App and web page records
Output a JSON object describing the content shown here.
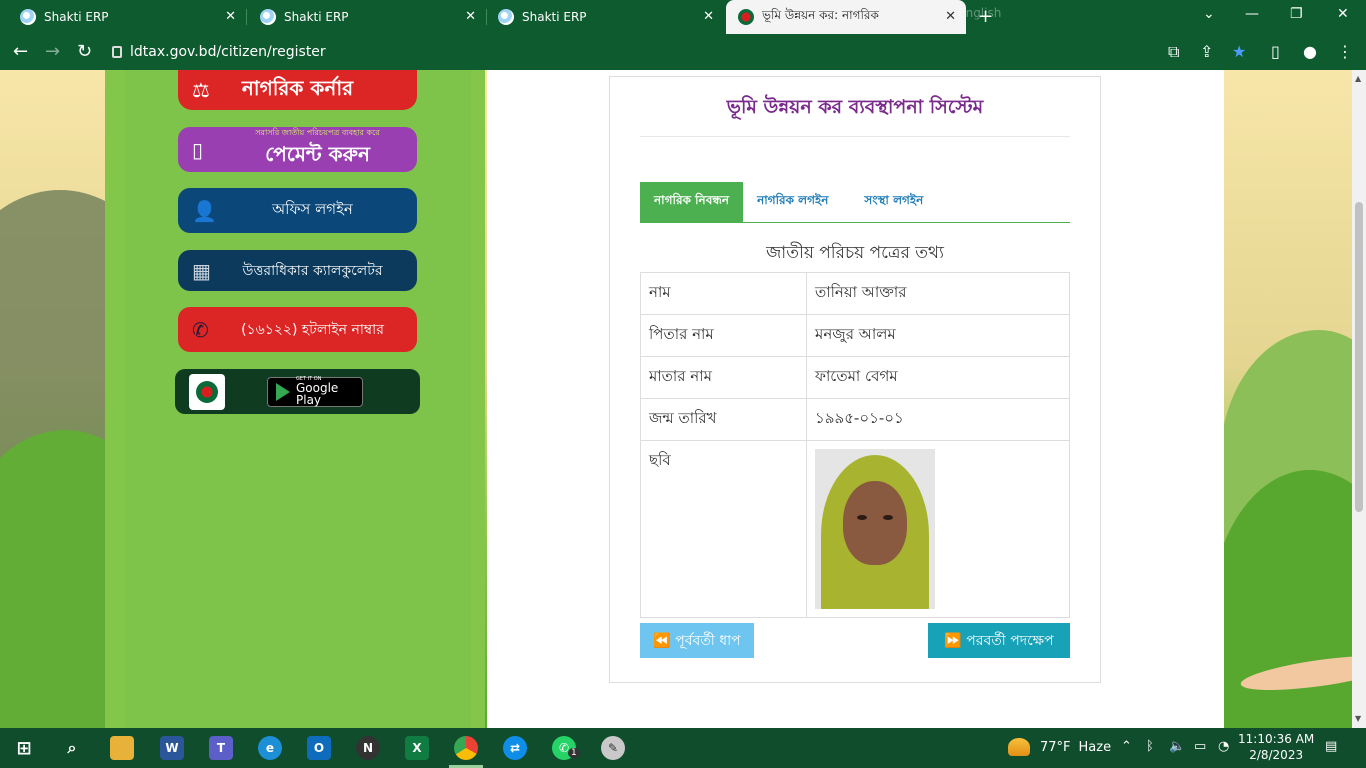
{
  "browser": {
    "tabs": [
      {
        "title": "Shakti ERP",
        "active": false
      },
      {
        "title": "Shakti ERP",
        "active": false
      },
      {
        "title": "Shakti ERP",
        "active": false
      },
      {
        "title": "ভূমি উন্নয়ন কর: নাগরিক",
        "active": true
      }
    ],
    "extension_hint": "English",
    "url": "ldtax.gov.bd/citizen/register"
  },
  "sidebar": {
    "citizen_corner": "নাগরিক কর্নার",
    "payment_small": "সরাসরি জাতীয় পরিচয়পত্র ব্যবহার করে",
    "payment_big": "পেমেন্ট করুন",
    "office_login": "অফিস লগইন",
    "calculator": "উত্তরাধিকার ক্যালকুলেটর",
    "hotline": "(১৬১২২) হটলাইন নাম্বার",
    "gplay_small": "GET IT ON",
    "gplay_big": "Google Play"
  },
  "card": {
    "title": "ভূমি উন্নয়ন কর ব্যবস্থাপনা সিস্টেম",
    "tabs": {
      "register": "নাগরিক নিবন্ধন",
      "citizen_login": "নাগরিক লগইন",
      "org_login": "সংস্থা লগইন"
    },
    "section_title": "জাতীয় পরিচয় পত্রের তথ্য",
    "rows": {
      "name_label": "নাম",
      "name_value": "তানিয়া আক্তার",
      "father_label": "পিতার নাম",
      "father_value": "মনজুর আলম",
      "mother_label": "মাতার নাম",
      "mother_value": "ফাতেমা বেগম",
      "dob_label": "জন্ম তারিখ",
      "dob_value": "১৯৯৫-০১-০১",
      "photo_label": "ছবি"
    },
    "prev_button": "⏪ পূর্ববর্তী ধাপ",
    "next_button": "⏩ পরবর্তী পদক্ষেপ"
  },
  "taskbar": {
    "weather_temp": "77°F",
    "weather_desc": "Haze",
    "time": "11:10:36 AM",
    "date": "2/8/2023",
    "whatsapp_badge": "1"
  },
  "colors": {
    "chrome_green": "#0d5b2f",
    "card_title": "#7b2a8d",
    "tab_active": "#4caf50",
    "tab_link": "#1d7bb5",
    "next_button": "#17a2b8",
    "prev_button": "#6ec6f0"
  }
}
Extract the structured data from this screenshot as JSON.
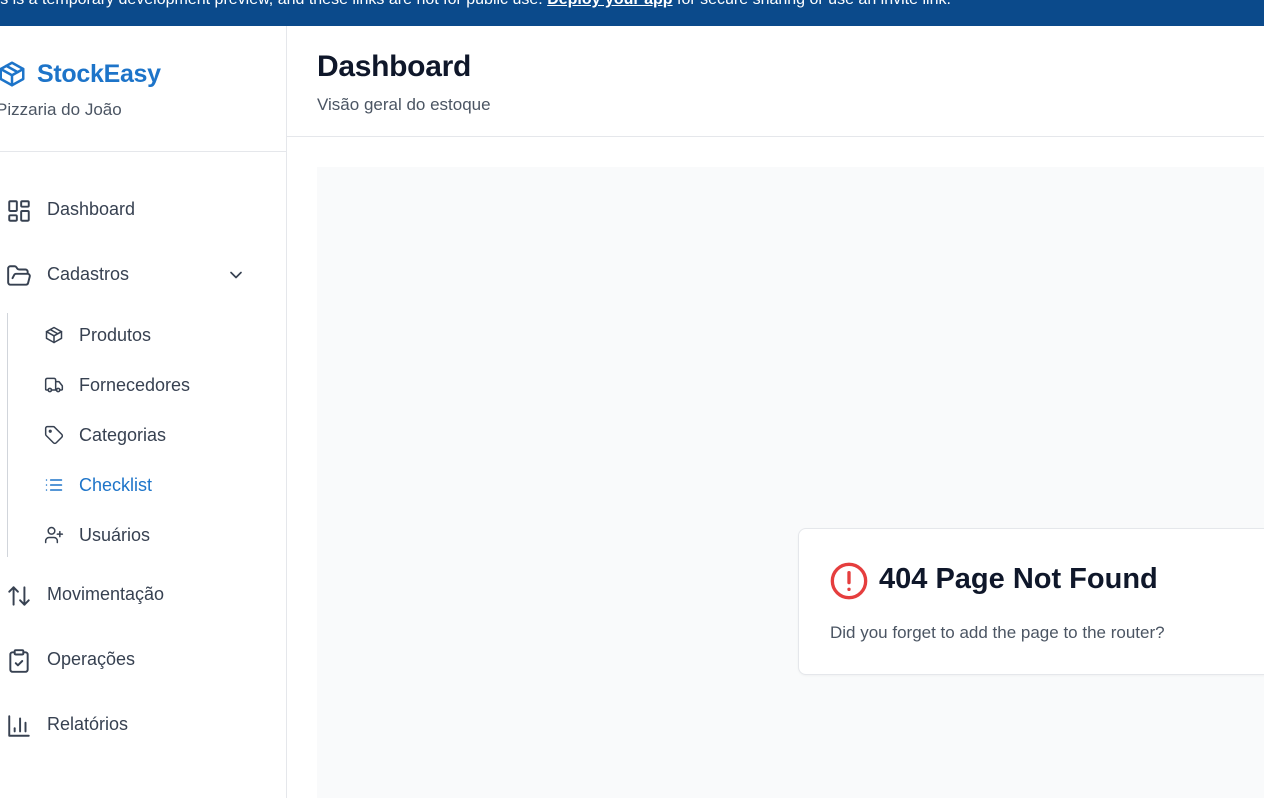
{
  "banner": {
    "text_before": "This is a temporary development preview, and these links are not for public use. ",
    "link": "Deploy your app",
    "text_after": " for secure sharing or use an invite link."
  },
  "brand": {
    "name": "StockEasy",
    "subtitle": "Pizzaria do João",
    "icon": "package-icon",
    "color": "#1d74c9"
  },
  "sidebar": {
    "items": [
      {
        "label": "Dashboard",
        "icon": "layout-dashboard-icon"
      },
      {
        "label": "Cadastros",
        "icon": "folder-open-icon",
        "expanded": true
      },
      {
        "label": "Movimentação",
        "icon": "arrow-up-down-icon"
      },
      {
        "label": "Operações",
        "icon": "clipboard-check-icon"
      },
      {
        "label": "Relatórios",
        "icon": "bar-chart-icon"
      }
    ],
    "cadastros_sub": [
      {
        "label": "Produtos",
        "icon": "package-icon"
      },
      {
        "label": "Fornecedores",
        "icon": "truck-icon"
      },
      {
        "label": "Categorias",
        "icon": "tag-icon"
      },
      {
        "label": "Checklist",
        "icon": "list-icon",
        "active": true
      },
      {
        "label": "Usuários",
        "icon": "user-plus-icon"
      }
    ]
  },
  "header": {
    "title": "Dashboard",
    "subtitle": "Visão geral do estoque"
  },
  "error_card": {
    "title": "404 Page Not Found",
    "message": "Did you forget to add the page to the router?",
    "icon": "alert-circle-icon",
    "color": "#e53e3e"
  }
}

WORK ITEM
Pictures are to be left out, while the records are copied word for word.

ANSWER AREA
Output a JSON object describing the content shown here.
{
  "browser": {
    "tabs": [
      {
        "title": "Shakti ERP",
        "active": false
      },
      {
        "title": "Shakti ERP",
        "active": false
      },
      {
        "title": "Shakti ERP",
        "active": false
      },
      {
        "title": "ভূমি উন্নয়ন কর: নাগরিক",
        "active": true
      }
    ],
    "extension_hint": "English",
    "url": "ldtax.gov.bd/citizen/register"
  },
  "sidebar": {
    "citizen_corner": "নাগরিক কর্নার",
    "payment_small": "সরাসরি জাতীয় পরিচয়পত্র ব্যবহার করে",
    "payment_big": "পেমেন্ট করুন",
    "office_login": "অফিস লগইন",
    "calculator": "উত্তরাধিকার ক্যালকুলেটর",
    "hotline": "(১৬১২২) হটলাইন নাম্বার",
    "gplay_small": "GET IT ON",
    "gplay_big": "Google Play"
  },
  "card": {
    "title": "ভূমি উন্নয়ন কর ব্যবস্থাপনা সিস্টেম",
    "tabs": {
      "register": "নাগরিক নিবন্ধন",
      "citizen_login": "নাগরিক লগইন",
      "org_login": "সংস্থা লগইন"
    },
    "section_title": "জাতীয় পরিচয় পত্রের তথ্য",
    "rows": {
      "name_label": "নাম",
      "name_value": "তানিয়া আক্তার",
      "father_label": "পিতার নাম",
      "father_value": "মনজুর আলম",
      "mother_label": "মাতার নাম",
      "mother_value": "ফাতেমা বেগম",
      "dob_label": "জন্ম তারিখ",
      "dob_value": "১৯৯৫-০১-০১",
      "photo_label": "ছবি"
    },
    "prev_button": "⏪ পূর্ববর্তী ধাপ",
    "next_button": "⏩ পরবর্তী পদক্ষেপ"
  },
  "taskbar": {
    "weather_temp": "77°F",
    "weather_desc": "Haze",
    "time": "11:10:36 AM",
    "date": "2/8/2023",
    "whatsapp_badge": "1"
  },
  "colors": {
    "chrome_green": "#0d5b2f",
    "card_title": "#7b2a8d",
    "tab_active": "#4caf50",
    "tab_link": "#1d7bb5",
    "next_button": "#17a2b8",
    "prev_button": "#6ec6f0"
  }
}
Extract the structured data from this screenshot as JSON.
{
  "banner": {
    "text_before": "This is a temporary development preview, and these links are not for public use. ",
    "link": "Deploy your app",
    "text_after": " for secure sharing or use an invite link."
  },
  "brand": {
    "name": "StockEasy",
    "subtitle": "Pizzaria do João",
    "icon": "package-icon",
    "color": "#1d74c9"
  },
  "sidebar": {
    "items": [
      {
        "label": "Dashboard",
        "icon": "layout-dashboard-icon"
      },
      {
        "label": "Cadastros",
        "icon": "folder-open-icon",
        "expanded": true
      },
      {
        "label": "Movimentação",
        "icon": "arrow-up-down-icon"
      },
      {
        "label": "Operações",
        "icon": "clipboard-check-icon"
      },
      {
        "label": "Relatórios",
        "icon": "bar-chart-icon"
      }
    ],
    "cadastros_sub": [
      {
        "label": "Produtos",
        "icon": "package-icon"
      },
      {
        "label": "Fornecedores",
        "icon": "truck-icon"
      },
      {
        "label": "Categorias",
        "icon": "tag-icon"
      },
      {
        "label": "Checklist",
        "icon": "list-icon",
        "active": true
      },
      {
        "label": "Usuários",
        "icon": "user-plus-icon"
      }
    ]
  },
  "header": {
    "title": "Dashboard",
    "subtitle": "Visão geral do estoque"
  },
  "error_card": {
    "title": "404 Page Not Found",
    "message": "Did you forget to add the page to the router?",
    "icon": "alert-circle-icon",
    "color": "#e53e3e"
  }
}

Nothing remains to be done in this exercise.